PROMPT:
Pick out the lines in the listing below that contain the word "selected" and copy them.

◆ ◆ ◆ ◆

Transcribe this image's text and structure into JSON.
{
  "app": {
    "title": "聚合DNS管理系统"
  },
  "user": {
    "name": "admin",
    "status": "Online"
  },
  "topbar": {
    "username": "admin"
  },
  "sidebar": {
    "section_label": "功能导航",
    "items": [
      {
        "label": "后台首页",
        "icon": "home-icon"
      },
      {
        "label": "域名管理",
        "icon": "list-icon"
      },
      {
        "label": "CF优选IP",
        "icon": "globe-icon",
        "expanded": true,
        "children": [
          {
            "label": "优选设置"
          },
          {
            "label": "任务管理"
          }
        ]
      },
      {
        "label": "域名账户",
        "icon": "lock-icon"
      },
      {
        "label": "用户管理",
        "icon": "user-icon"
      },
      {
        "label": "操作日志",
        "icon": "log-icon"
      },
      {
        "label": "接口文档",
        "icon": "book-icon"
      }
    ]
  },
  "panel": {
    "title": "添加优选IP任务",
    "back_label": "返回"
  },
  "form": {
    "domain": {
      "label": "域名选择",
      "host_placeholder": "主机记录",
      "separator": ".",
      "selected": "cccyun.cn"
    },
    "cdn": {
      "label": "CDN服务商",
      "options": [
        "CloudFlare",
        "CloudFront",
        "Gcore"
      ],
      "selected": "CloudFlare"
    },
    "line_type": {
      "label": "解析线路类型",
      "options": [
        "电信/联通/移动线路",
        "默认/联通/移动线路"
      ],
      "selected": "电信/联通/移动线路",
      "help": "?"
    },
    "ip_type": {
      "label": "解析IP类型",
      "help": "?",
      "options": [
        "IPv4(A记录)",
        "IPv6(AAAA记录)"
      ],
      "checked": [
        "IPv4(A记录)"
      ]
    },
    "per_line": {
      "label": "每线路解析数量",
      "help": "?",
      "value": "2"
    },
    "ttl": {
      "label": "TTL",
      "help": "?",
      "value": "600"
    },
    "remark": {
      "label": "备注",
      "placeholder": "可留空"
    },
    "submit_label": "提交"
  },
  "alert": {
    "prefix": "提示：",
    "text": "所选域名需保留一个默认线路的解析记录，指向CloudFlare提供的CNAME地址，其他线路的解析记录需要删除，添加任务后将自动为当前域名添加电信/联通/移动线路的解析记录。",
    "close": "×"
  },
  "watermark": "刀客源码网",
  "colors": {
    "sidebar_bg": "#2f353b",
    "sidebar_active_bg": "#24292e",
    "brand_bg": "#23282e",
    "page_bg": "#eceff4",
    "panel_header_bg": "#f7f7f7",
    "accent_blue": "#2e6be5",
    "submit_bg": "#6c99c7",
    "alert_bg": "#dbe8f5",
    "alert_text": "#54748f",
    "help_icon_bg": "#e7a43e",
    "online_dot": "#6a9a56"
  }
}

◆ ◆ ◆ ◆

WRITTEN ANSWER:
      "selected": "cccyun.cn"
      "selected": "CloudFlare"
      "selected": "电信/联通/移动线路",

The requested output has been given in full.